**EXERCISE DIRECTIONS**
Copy every line of the entries that has the string "Bull" in it.

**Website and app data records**
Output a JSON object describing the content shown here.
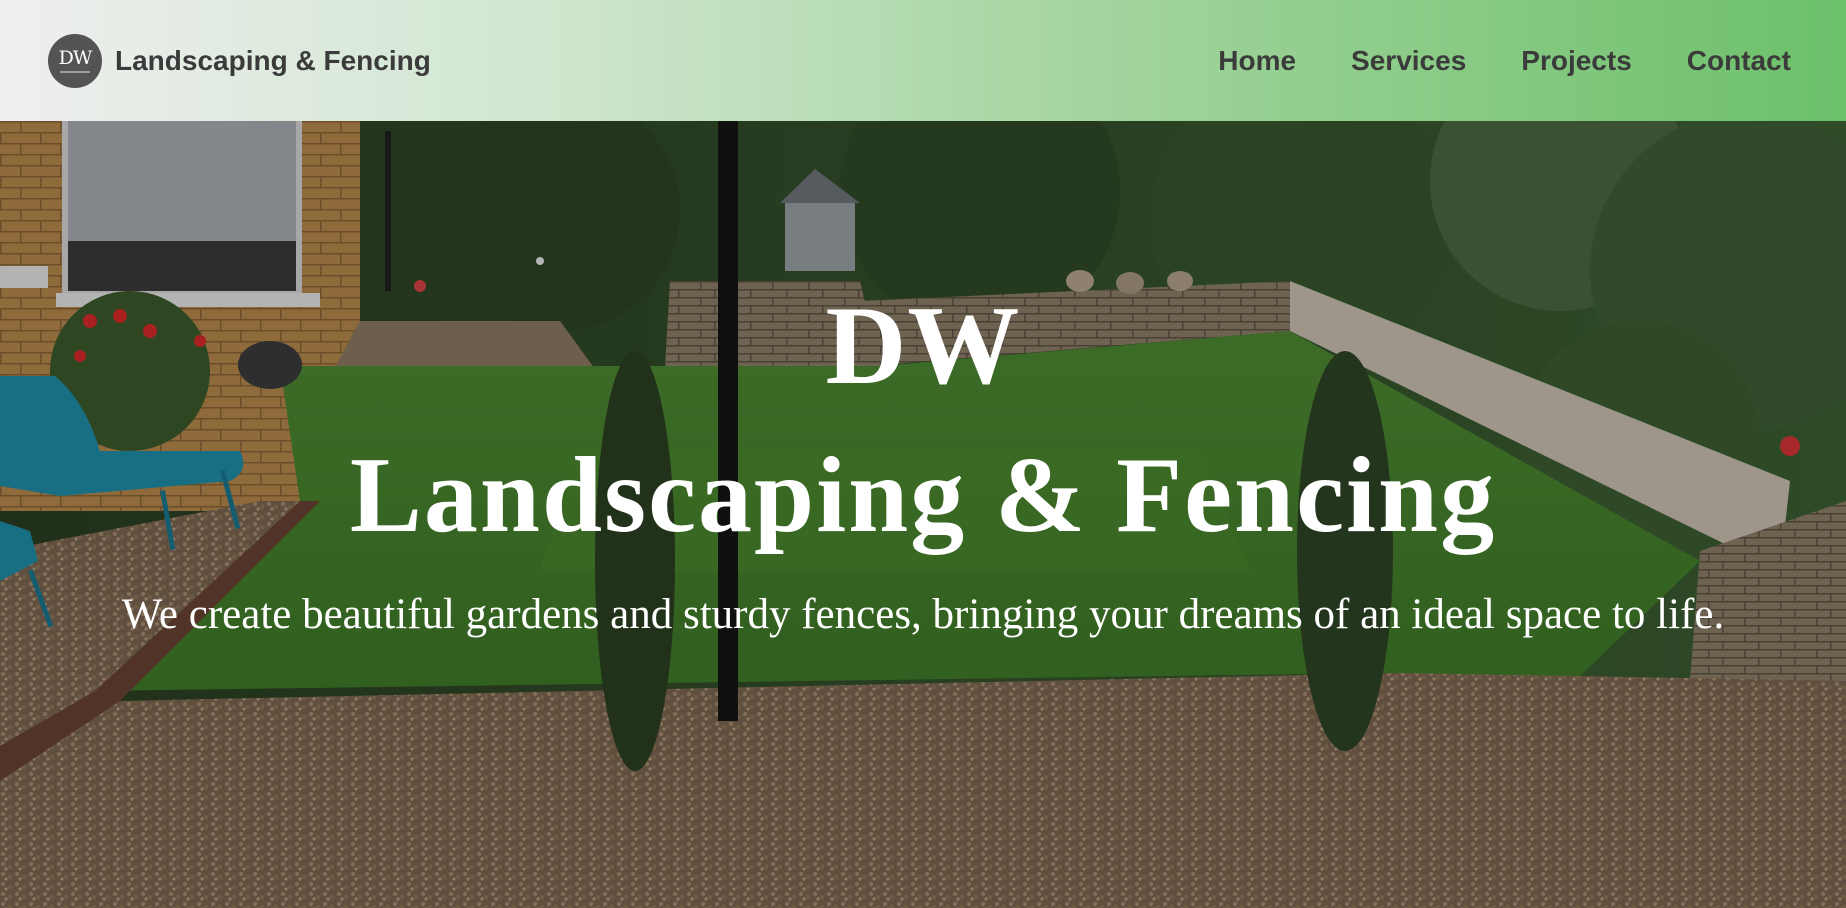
{
  "brand": {
    "logo_text": "DW",
    "name": "Landscaping & Fencing"
  },
  "nav": {
    "items": [
      {
        "label": "Home"
      },
      {
        "label": "Services"
      },
      {
        "label": "Projects"
      },
      {
        "label": "Contact"
      }
    ]
  },
  "hero": {
    "title_top": "DW",
    "title_main": "Landscaping & Fencing",
    "tagline": "We create beautiful gardens and sturdy fences, bringing your dreams of an ideal space to life."
  },
  "colors": {
    "nav_gradient_start": "#efefef",
    "nav_gradient_end": "#6cc06a",
    "nav_text": "#3b3b3b",
    "logo_bg": "#545454",
    "hero_text": "#ffffff"
  }
}
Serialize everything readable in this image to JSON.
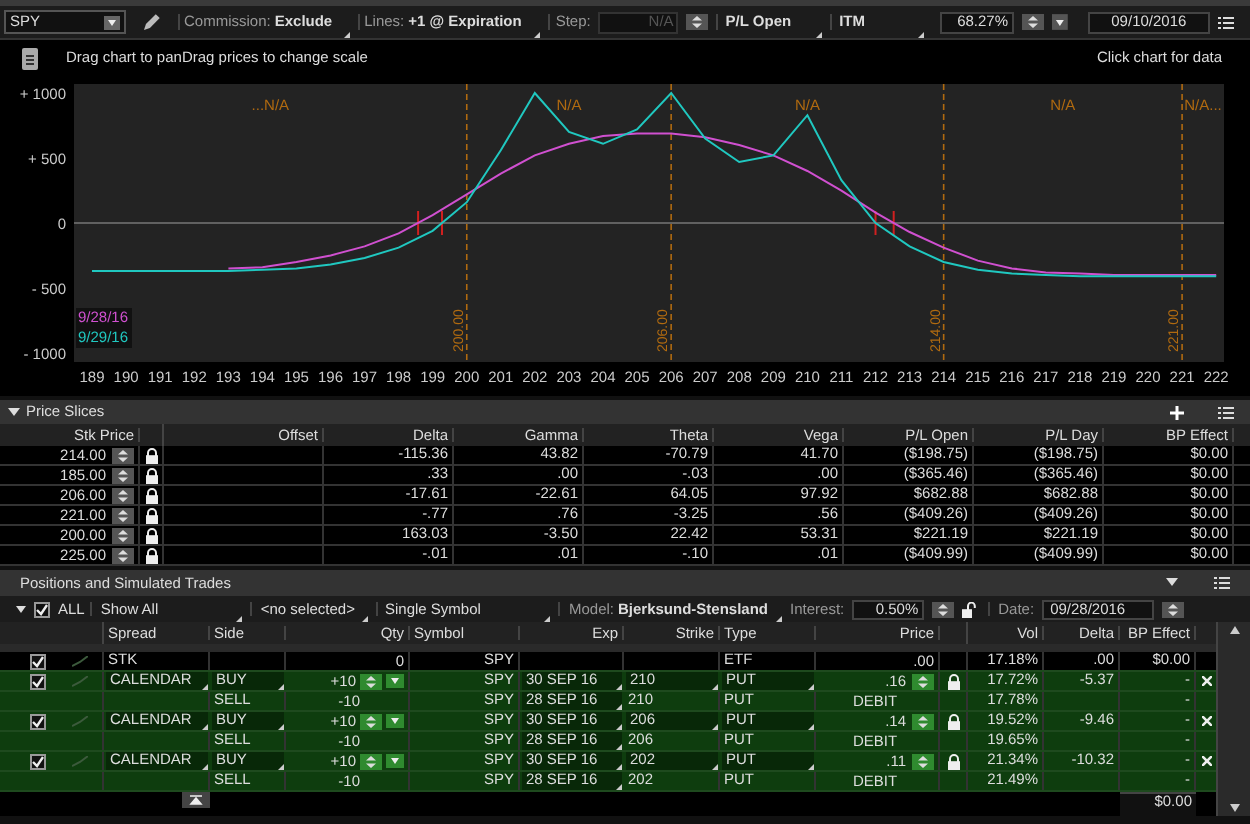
{
  "toolbar": {
    "symbol": "SPY",
    "commission_label": "Commission:",
    "commission": "Exclude",
    "lines_label": "Lines:",
    "lines": "+1 @ Expiration",
    "step_label": "Step:",
    "step": "N/A",
    "pl_mode": "P/L Open",
    "itm": "ITM",
    "probability": "68.27%",
    "date": "09/10/2016"
  },
  "chart_header": {
    "hint": "Drag chart to panDrag prices to change scale",
    "action": "Click chart for data"
  },
  "chart": {
    "chart_data": {
      "type": "line",
      "x": [
        189,
        190,
        191,
        192,
        193,
        194,
        195,
        196,
        197,
        198,
        199,
        200,
        201,
        202,
        203,
        204,
        205,
        206,
        207,
        208,
        209,
        210,
        211,
        212,
        213,
        214,
        215,
        216,
        217,
        218,
        219,
        220,
        221,
        222
      ],
      "series": [
        {
          "name": "9/28/16",
          "color": "#d050d0",
          "values": [
            null,
            null,
            null,
            null,
            -350,
            -340,
            -300,
            -250,
            -180,
            -80,
            60,
            220,
            380,
            520,
            610,
            670,
            690,
            690,
            660,
            600,
            520,
            400,
            250,
            80,
            -70,
            -190,
            -290,
            -350,
            -380,
            -390,
            -400,
            -400,
            -400,
            -400
          ]
        },
        {
          "name": "9/29/16",
          "color": "#20c8c0",
          "values": [
            -370,
            -370,
            -370,
            -370,
            -370,
            -360,
            -350,
            -320,
            -270,
            -190,
            -60,
            160,
            560,
            1000,
            700,
            610,
            720,
            1000,
            650,
            470,
            520,
            830,
            330,
            0,
            -180,
            -300,
            -360,
            -390,
            -400,
            -410,
            -410,
            -410,
            -410,
            -410
          ]
        }
      ],
      "xlim": [
        188.47,
        222.23
      ],
      "ylim": [
        -1070,
        1070
      ],
      "xticks": [
        189,
        190,
        191,
        192,
        193,
        194,
        195,
        196,
        197,
        198,
        199,
        200,
        201,
        202,
        203,
        204,
        205,
        206,
        207,
        208,
        209,
        210,
        211,
        212,
        213,
        214,
        215,
        216,
        217,
        218,
        219,
        220,
        221,
        222
      ],
      "yticks": [
        {
          "value": 1000,
          "label": "+ 1000"
        },
        {
          "value": 500,
          "label": "+ 500"
        },
        {
          "value": 0,
          "label": "0"
        },
        {
          "value": -500,
          "label": "- 500"
        },
        {
          "value": -1000,
          "label": "- 1000"
        }
      ],
      "ref_lines": [
        {
          "axis": "y",
          "value": 0
        },
        {
          "axis": "x",
          "value": 200,
          "label": "200.00"
        },
        {
          "axis": "x",
          "value": 206,
          "label": "206.00"
        },
        {
          "axis": "x",
          "value": 214,
          "label": "214.00"
        },
        {
          "axis": "x",
          "value": 221,
          "label": "221.00"
        }
      ],
      "annotations": [
        "...N/A",
        "N/A",
        "N/A",
        "N/A",
        "N/A..."
      ]
    }
  },
  "price_slices": {
    "title": "Price Slices",
    "columns": [
      "Stk Price",
      "Offset",
      "Delta",
      "Gamma",
      "Theta",
      "Vega",
      "P/L Open",
      "P/L Day",
      "BP Effect"
    ],
    "rows": [
      {
        "stk_price": "214.00",
        "delta": "-115.36",
        "gamma": "43.82",
        "theta": "-70.79",
        "vega": "41.70",
        "pl_open": "($198.75)",
        "pl_day": "($198.75)",
        "bp_effect": "$0.00"
      },
      {
        "stk_price": "185.00",
        "delta": ".33",
        "gamma": ".00",
        "theta": "-.03",
        "vega": ".00",
        "pl_open": "($365.46)",
        "pl_day": "($365.46)",
        "bp_effect": "$0.00"
      },
      {
        "stk_price": "206.00",
        "delta": "-17.61",
        "gamma": "-22.61",
        "theta": "64.05",
        "vega": "97.92",
        "pl_open": "$682.88",
        "pl_day": "$682.88",
        "bp_effect": "$0.00"
      },
      {
        "stk_price": "221.00",
        "delta": "-.77",
        "gamma": ".76",
        "theta": "-3.25",
        "vega": ".56",
        "pl_open": "($409.26)",
        "pl_day": "($409.26)",
        "bp_effect": "$0.00"
      },
      {
        "stk_price": "200.00",
        "delta": "163.03",
        "gamma": "-3.50",
        "theta": "22.42",
        "vega": "53.31",
        "pl_open": "$221.19",
        "pl_day": "$221.19",
        "bp_effect": "$0.00"
      },
      {
        "stk_price": "225.00",
        "delta": "-.01",
        "gamma": ".01",
        "theta": "-.10",
        "vega": ".01",
        "pl_open": "($409.99)",
        "pl_day": "($409.99)",
        "bp_effect": "$0.00"
      }
    ]
  },
  "positions": {
    "title": "Positions and Simulated Trades",
    "toolbar": {
      "all_checked": true,
      "all_label": "ALL",
      "show": "Show All",
      "selection": "<no selected>",
      "mode": "Single Symbol",
      "model_label": "Model:",
      "model": "Bjerksund-Stensland",
      "interest_label": "Interest:",
      "interest": "0.50%",
      "date_label": "Date:",
      "date": "09/28/2016"
    },
    "columns": [
      "Spread",
      "Side",
      "Qty",
      "Symbol",
      "Exp",
      "Strike",
      "Type",
      "Price",
      "Vol",
      "Delta",
      "BP Effect"
    ],
    "groups": [
      {
        "kind": "stock",
        "checked": true,
        "spread": "STK",
        "legs": [
          {
            "qty": "0",
            "symbol": "SPY",
            "type": "ETF",
            "price": ".00",
            "vol": "17.18%",
            "delta": ".00",
            "bp_effect": "$0.00"
          }
        ]
      },
      {
        "kind": "calendar",
        "checked": true,
        "spread": "CALENDAR",
        "legs": [
          {
            "side": "BUY",
            "qty": "+10",
            "symbol": "SPY",
            "exp": "30 SEP 16",
            "strike": "210",
            "type": "PUT",
            "price": ".16",
            "vol": "17.72%",
            "delta": "-5.37",
            "bp_effect": "-"
          },
          {
            "side": "SELL",
            "qty": "-10",
            "symbol": "SPY",
            "exp": "28 SEP 16",
            "strike": "210",
            "type": "PUT",
            "price": "DEBIT",
            "vol": "17.78%",
            "bp_effect": "-"
          }
        ]
      },
      {
        "kind": "calendar",
        "checked": true,
        "spread": "CALENDAR",
        "legs": [
          {
            "side": "BUY",
            "qty": "+10",
            "symbol": "SPY",
            "exp": "30 SEP 16",
            "strike": "206",
            "type": "PUT",
            "price": ".14",
            "vol": "19.52%",
            "delta": "-9.46",
            "bp_effect": "-"
          },
          {
            "side": "SELL",
            "qty": "-10",
            "symbol": "SPY",
            "exp": "28 SEP 16",
            "strike": "206",
            "type": "PUT",
            "price": "DEBIT",
            "vol": "19.65%",
            "bp_effect": "-"
          }
        ]
      },
      {
        "kind": "calendar",
        "checked": true,
        "spread": "CALENDAR",
        "legs": [
          {
            "side": "BUY",
            "qty": "+10",
            "symbol": "SPY",
            "exp": "30 SEP 16",
            "strike": "202",
            "type": "PUT",
            "price": ".11",
            "vol": "21.34%",
            "delta": "-10.32",
            "bp_effect": "-"
          },
          {
            "side": "SELL",
            "qty": "-10",
            "symbol": "SPY",
            "exp": "28 SEP 16",
            "strike": "202",
            "type": "PUT",
            "price": "DEBIT",
            "vol": "21.49%",
            "bp_effect": "-"
          }
        ]
      }
    ],
    "total_bp_effect": "$0.00"
  }
}
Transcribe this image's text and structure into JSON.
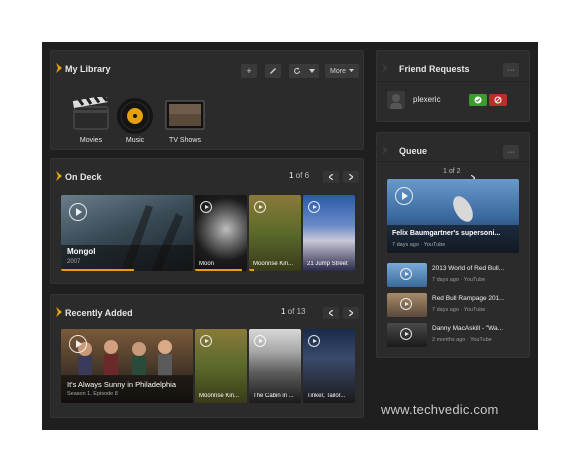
{
  "library": {
    "title": "My Library",
    "add": "+",
    "more_label": "More",
    "items": [
      {
        "label": "Movies"
      },
      {
        "label": "Music"
      },
      {
        "label": "TV Shows"
      }
    ]
  },
  "on_deck": {
    "title": "On Deck",
    "page_current": "1",
    "page_total": " of 6",
    "featured": {
      "title": "Mongol",
      "year": "2007",
      "progress": 0.55
    },
    "items": [
      {
        "label": "Moon",
        "progress": 0.9
      },
      {
        "label": "Moonrise Kin...",
        "progress": 0.1
      },
      {
        "label": "21 Jump Street",
        "progress": 0.0
      }
    ]
  },
  "recent": {
    "title": "Recently Added",
    "page_current": "1",
    "page_total": " of 13",
    "featured": {
      "title": "It's Always Sunny in Philadelphia",
      "subtitle": "Season 1, Episode 8"
    },
    "items": [
      {
        "label": "Moonrise Kin..."
      },
      {
        "label": "The Cabin in ..."
      },
      {
        "label": "Tinker, Tailor..."
      }
    ]
  },
  "friends": {
    "title": "Friend Requests",
    "more": "···",
    "user": "plexeric"
  },
  "queue": {
    "title": "Queue",
    "more": "···",
    "page": "1 of 2",
    "featured": {
      "title": "Felix Baumgartner's supersoni...",
      "meta": "7 days ago · YouTube"
    },
    "items": [
      {
        "title": "2013 World of Red Bull...",
        "meta": "7 days ago · YouTube"
      },
      {
        "title": "Red Bull Rampage 201...",
        "meta": "7 days ago · YouTube"
      },
      {
        "title": "Danny MacAskill - \"Wa...",
        "meta": "2 months ago · YouTube"
      }
    ]
  },
  "watermark": "www.techvedic.com",
  "colors": {
    "accent": "#e5a00d",
    "accept": "#3c9a2e",
    "decline": "#b8302a"
  }
}
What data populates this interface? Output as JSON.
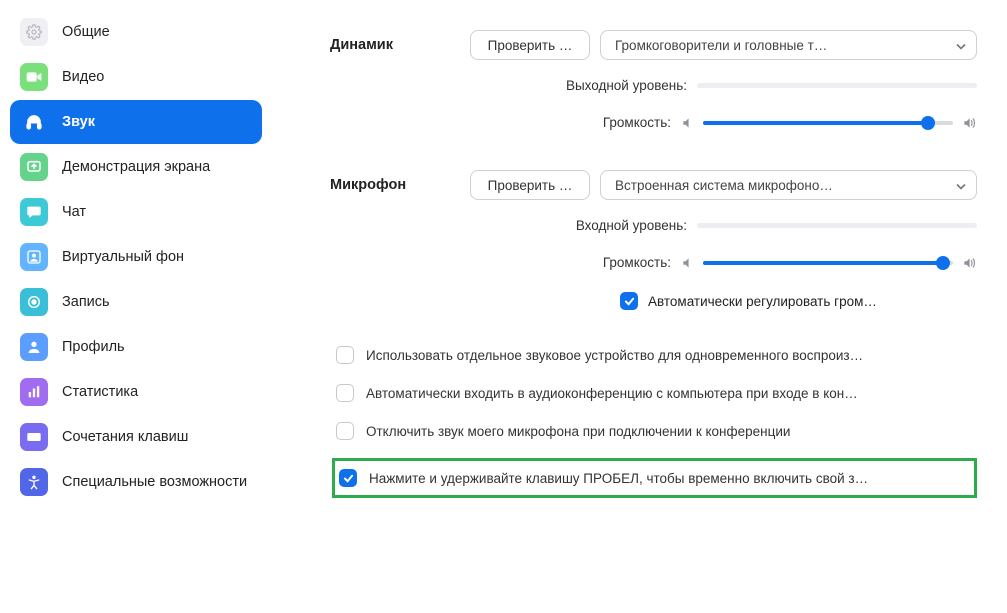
{
  "sidebar": {
    "items": [
      {
        "label": "Общие"
      },
      {
        "label": "Видео"
      },
      {
        "label": "Звук"
      },
      {
        "label": "Демонстрация экрана"
      },
      {
        "label": "Чат"
      },
      {
        "label": "Виртуальный фон"
      },
      {
        "label": "Запись"
      },
      {
        "label": "Профиль"
      },
      {
        "label": "Статистика"
      },
      {
        "label": "Сочетания клавиш"
      },
      {
        "label": "Специальные возможности"
      }
    ]
  },
  "speaker": {
    "title": "Динамик",
    "test_button": "Проверить …",
    "device": "Громкоговорители и головные т…",
    "output_level_label": "Выходной уровень:",
    "volume_label": "Громкость:",
    "volume_percent": 90
  },
  "mic": {
    "title": "Микрофон",
    "test_button": "Проверить …",
    "device": "Встроенная система микрофоно…",
    "input_level_label": "Входной уровень:",
    "volume_label": "Громкость:",
    "volume_percent": 96,
    "auto_adjust_label": "Автоматически регулировать гром…"
  },
  "options": {
    "separate_device": "Использовать отдельное звуковое устройство для одновременного воспроиз…",
    "auto_join_audio": "Автоматически входить в аудиоконференцию с компьютера при входе в кон…",
    "mute_on_join": "Отключить звук моего микрофона при подключении к конференции",
    "push_to_talk": "Нажмите и удерживайте клавишу ПРОБЕЛ, чтобы временно включить свой з…"
  }
}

**ANSWER SPACE**
        "title": "2013 World of Red Bull...",
        "title": "Red Bull Rampage 201...",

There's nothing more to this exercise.